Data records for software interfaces
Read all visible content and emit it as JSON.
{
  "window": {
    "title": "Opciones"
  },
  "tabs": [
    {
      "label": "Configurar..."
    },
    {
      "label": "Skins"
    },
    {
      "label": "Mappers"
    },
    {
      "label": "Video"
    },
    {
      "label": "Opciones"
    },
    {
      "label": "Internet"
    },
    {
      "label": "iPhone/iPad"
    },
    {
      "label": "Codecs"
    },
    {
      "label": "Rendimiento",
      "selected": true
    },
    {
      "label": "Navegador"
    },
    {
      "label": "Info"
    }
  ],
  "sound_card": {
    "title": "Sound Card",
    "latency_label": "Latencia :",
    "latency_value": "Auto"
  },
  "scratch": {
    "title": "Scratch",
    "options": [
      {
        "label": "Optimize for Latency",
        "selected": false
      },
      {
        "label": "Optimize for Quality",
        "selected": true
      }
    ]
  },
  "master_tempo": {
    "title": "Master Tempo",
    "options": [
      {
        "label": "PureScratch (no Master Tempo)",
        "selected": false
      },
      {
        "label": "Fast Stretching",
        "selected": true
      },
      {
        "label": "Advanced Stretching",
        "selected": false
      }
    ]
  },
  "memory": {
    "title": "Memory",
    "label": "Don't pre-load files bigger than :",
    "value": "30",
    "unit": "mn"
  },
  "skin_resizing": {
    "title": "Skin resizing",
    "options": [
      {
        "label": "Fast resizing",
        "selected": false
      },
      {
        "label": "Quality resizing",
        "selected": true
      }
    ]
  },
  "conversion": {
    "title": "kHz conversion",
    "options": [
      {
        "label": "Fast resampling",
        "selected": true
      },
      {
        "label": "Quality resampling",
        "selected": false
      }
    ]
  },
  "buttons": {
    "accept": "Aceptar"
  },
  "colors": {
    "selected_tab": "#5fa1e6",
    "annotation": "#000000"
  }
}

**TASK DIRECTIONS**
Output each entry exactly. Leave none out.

**EXERCISE SOLUTION**
Read all visible content and emit it as JSON.
{
  "window": {
    "title": "Opciones"
  },
  "tabs": [
    {
      "label": "Configurar..."
    },
    {
      "label": "Skins"
    },
    {
      "label": "Mappers"
    },
    {
      "label": "Video"
    },
    {
      "label": "Opciones"
    },
    {
      "label": "Internet"
    },
    {
      "label": "iPhone/iPad"
    },
    {
      "label": "Codecs"
    },
    {
      "label": "Rendimiento",
      "selected": true
    },
    {
      "label": "Navegador"
    },
    {
      "label": "Info"
    }
  ],
  "sound_card": {
    "title": "Sound Card",
    "latency_label": "Latencia :",
    "latency_value": "Auto"
  },
  "scratch": {
    "title": "Scratch",
    "options": [
      {
        "label": "Optimize for Latency",
        "selected": false
      },
      {
        "label": "Optimize for Quality",
        "selected": true
      }
    ]
  },
  "master_tempo": {
    "title": "Master Tempo",
    "options": [
      {
        "label": "PureScratch (no Master Tempo)",
        "selected": false
      },
      {
        "label": "Fast Stretching",
        "selected": true
      },
      {
        "label": "Advanced Stretching",
        "selected": false
      }
    ]
  },
  "memory": {
    "title": "Memory",
    "label": "Don't pre-load files bigger than :",
    "value": "30",
    "unit": "mn"
  },
  "skin_resizing": {
    "title": "Skin resizing",
    "options": [
      {
        "label": "Fast resizing",
        "selected": false
      },
      {
        "label": "Quality resizing",
        "selected": true
      }
    ]
  },
  "conversion": {
    "title": "kHz conversion",
    "options": [
      {
        "label": "Fast resampling",
        "selected": true
      },
      {
        "label": "Quality resampling",
        "selected": false
      }
    ]
  },
  "buttons": {
    "accept": "Aceptar"
  },
  "colors": {
    "selected_tab": "#5fa1e6",
    "annotation": "#000000"
  }
}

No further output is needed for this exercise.